There are two groups of expats that have come to Panama to live. The first group lives in a gated community with other expats, speaks little or no Spanish and are wary of the locals. These people have spent $100,000 or more on American Style homes maybe with elaborate security systems. They only deal with Panamanians as "hired help" or when they have to deal with them in grocery stores. They live in fear that the locals are out to get them, rob from them, hurt them or cheat them in some way, shape for form.
A beautiful rainbow
"El Arco Iris"
over our Neighborhood
Then there is the other group that some may think look at the world through rose colored glasses. They moved to Panama to live among the people, learn to speak Spanish, develop friendships with Panamanians and immerse themselves in the culture. Although this group takes precautions like locking the doors on their house and car, not leaving valuables unattended, not walking the streets late at night they don't fear Panamanians. They buy simple Panamanian style homes without water heaters or air conditioning, that have small kitchens, no water pressure and cost under $50,000.
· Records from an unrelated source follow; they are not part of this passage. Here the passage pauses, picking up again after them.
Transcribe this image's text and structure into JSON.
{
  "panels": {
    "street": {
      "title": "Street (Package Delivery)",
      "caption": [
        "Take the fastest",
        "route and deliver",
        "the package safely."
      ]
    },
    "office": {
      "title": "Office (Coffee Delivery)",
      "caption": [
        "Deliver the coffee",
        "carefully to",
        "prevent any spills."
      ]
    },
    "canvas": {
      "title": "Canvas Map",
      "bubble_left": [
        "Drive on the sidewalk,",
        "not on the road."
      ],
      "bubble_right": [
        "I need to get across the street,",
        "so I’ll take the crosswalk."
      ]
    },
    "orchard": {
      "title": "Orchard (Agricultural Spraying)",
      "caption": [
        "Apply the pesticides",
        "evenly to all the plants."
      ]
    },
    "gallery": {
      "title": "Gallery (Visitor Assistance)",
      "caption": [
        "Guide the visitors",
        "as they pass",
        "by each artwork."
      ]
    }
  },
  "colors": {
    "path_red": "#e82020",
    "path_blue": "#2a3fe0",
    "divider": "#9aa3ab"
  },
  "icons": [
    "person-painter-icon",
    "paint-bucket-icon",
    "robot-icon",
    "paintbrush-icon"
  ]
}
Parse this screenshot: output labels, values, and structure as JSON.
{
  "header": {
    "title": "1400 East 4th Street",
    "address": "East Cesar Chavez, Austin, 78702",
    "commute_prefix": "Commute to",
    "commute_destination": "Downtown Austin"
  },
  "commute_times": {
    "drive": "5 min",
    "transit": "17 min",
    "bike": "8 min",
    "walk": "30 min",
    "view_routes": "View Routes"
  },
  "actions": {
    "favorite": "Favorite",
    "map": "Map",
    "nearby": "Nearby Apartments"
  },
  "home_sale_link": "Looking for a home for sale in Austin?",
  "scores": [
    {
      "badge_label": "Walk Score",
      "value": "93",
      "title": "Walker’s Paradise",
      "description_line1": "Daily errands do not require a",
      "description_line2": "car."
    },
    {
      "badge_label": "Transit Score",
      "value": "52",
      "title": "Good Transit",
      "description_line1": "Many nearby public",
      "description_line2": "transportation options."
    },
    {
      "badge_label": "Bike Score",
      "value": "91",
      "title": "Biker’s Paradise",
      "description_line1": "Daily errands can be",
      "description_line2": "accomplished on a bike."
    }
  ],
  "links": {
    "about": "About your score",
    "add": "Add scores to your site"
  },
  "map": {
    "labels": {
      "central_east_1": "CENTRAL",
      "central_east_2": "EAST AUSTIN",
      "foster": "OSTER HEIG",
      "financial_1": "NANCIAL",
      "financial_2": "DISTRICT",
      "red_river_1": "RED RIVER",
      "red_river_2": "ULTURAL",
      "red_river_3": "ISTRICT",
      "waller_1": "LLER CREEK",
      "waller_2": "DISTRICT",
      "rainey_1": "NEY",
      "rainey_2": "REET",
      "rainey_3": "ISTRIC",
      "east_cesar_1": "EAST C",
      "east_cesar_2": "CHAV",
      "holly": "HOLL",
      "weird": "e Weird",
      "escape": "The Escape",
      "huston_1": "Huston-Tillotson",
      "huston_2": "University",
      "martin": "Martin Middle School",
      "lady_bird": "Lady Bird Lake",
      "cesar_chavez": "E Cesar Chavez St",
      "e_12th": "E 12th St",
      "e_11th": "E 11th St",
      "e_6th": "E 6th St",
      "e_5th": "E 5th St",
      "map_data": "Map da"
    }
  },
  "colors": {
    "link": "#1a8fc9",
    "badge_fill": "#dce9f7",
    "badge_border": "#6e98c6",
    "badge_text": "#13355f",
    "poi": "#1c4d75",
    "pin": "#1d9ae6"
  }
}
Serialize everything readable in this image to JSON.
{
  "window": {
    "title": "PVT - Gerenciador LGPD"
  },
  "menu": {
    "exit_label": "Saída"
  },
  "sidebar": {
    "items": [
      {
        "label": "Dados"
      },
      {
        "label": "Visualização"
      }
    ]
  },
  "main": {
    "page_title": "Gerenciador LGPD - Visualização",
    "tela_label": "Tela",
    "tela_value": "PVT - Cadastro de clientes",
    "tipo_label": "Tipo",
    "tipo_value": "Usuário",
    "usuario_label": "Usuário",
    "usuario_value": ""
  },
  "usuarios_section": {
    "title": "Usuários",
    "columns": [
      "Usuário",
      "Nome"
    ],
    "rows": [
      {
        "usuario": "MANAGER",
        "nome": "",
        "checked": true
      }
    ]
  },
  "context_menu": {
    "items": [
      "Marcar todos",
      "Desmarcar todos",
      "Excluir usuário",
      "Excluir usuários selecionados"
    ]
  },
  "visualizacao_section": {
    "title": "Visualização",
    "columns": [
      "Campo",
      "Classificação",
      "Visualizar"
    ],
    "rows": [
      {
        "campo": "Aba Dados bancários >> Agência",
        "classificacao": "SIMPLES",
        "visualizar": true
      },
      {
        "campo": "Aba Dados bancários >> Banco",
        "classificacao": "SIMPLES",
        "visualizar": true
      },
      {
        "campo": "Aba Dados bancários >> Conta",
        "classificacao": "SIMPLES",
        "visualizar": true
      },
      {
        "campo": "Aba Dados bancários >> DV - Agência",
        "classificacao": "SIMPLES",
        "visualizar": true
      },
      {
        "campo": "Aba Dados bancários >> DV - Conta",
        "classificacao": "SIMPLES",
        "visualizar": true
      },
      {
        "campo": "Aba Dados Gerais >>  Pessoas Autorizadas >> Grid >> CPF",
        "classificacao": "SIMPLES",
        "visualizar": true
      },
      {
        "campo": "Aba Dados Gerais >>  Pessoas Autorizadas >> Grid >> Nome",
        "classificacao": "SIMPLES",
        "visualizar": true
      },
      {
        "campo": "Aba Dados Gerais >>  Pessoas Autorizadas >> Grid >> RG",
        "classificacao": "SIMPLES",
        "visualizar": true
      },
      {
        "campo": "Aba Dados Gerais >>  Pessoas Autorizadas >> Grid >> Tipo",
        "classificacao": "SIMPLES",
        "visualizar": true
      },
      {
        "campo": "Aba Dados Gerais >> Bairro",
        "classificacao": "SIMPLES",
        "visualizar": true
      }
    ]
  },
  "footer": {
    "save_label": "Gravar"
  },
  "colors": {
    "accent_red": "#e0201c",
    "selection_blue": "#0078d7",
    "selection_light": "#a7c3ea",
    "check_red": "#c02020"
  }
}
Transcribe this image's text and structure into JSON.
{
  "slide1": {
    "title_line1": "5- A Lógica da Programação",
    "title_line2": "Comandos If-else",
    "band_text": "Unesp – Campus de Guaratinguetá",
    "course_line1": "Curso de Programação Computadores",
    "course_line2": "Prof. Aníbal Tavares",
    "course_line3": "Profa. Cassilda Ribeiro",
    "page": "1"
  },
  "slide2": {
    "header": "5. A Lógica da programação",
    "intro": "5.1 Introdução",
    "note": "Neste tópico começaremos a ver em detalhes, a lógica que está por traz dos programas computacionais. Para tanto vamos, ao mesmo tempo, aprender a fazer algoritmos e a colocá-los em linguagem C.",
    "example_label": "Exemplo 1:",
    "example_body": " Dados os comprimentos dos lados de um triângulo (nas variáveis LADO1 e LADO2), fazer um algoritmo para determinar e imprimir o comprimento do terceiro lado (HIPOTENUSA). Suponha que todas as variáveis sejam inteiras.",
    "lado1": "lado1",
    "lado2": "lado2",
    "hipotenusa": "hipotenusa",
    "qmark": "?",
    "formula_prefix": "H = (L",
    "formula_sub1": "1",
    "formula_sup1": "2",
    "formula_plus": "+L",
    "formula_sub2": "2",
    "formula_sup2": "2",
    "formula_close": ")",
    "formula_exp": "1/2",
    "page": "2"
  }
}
Those of you that know us already know that we fall into the second category of expats. We chose to rent a nice house in a Panamanian neighborhood. Our neighbors are locals and no one speaks English but we have introduced ourselves, shook their hands and said a few words to them in Spanish. Every time we drive through our neighborhood we open the car windows, wave and say "buenas" to people that we go by. Kids come by selling things as do adults and we have purchased stuff like home made pizzas from the kids and ice cream from vendors at our door.
Yes we have added a few "American touches" to our house but we try to keep it low key and not appear to be any better than our neighbors. We do have a clothes dryer but it's in the house so no one sees it. We have added one air conditioner in the bedroom, but most of our neighbors also have these in their bedrooms. A small on-demand hot water heater and water tank top the list of splurges that we have added to our lives here.
Maybe we are naive or stupid not seeing the locals for what they really are? Should we be afraid like other expats are? Will be get robbed, hurt, taken advantage of? Our house has bars on the windows, a common practice in Latin cultures. The house has a fence all the way around it too, with a locking gate in front. Is this because it's not safe here, or just a precaution? How many American homes have elaborate security systems? There were many that I knew of when I lived in Texas, so does that mean the U.S. is not safe? Who are Americans afraid of.....other Americans? Are expats in Panama afraid of other expats or the locals? There HAVE been robberies here in the GATED EXPAT COMMUNITIES. Was it other expats in that case, or locals? And how could locals get into a private, gated community with a guard gate? Or was it the hired help that was invited into homes by the expats? And the guard at the gate is a Panamanian, so can we trust him?
We know other expats from the U.S. and other countries that like us, are living in Panamanian neighborhoods. They've all been here longer than us and seem to be doing okay. They have not had any problems with the locals.
Let's re-examen WHY we moved to Panama in the first place. The number one reason was to be able to retire early and live on less money. If we wanted to buy a house for $100,000 or more we would have stayed in the U.S. If we wanted to live with Americans we would NOT have moved to Panama. If we wanted to live with ONLY English speaking people I don't know where we'd go since half of the population in the U.S. speaks SPANISH!
Human nature is the same in Panama as it is in the United States. Someone making $350 a month that has less than someone making $4000 a month will be envious. If the richer person leaves a $500 designer purse laying around unattended, the poorer person might be tempted to take it. Right? There are thieves and dishonest people in all countries. They are everywhere and come in all shapes, colors, sizes and genders. People are people everywhere!
As for us silly, simple-minded gringos we will continue to smile and treat the locals with respect, and expect to be given the same in return. When the day comes that we live in fear, it will be time to pack our bags and hit the road for greener pastures....along the gringo trail.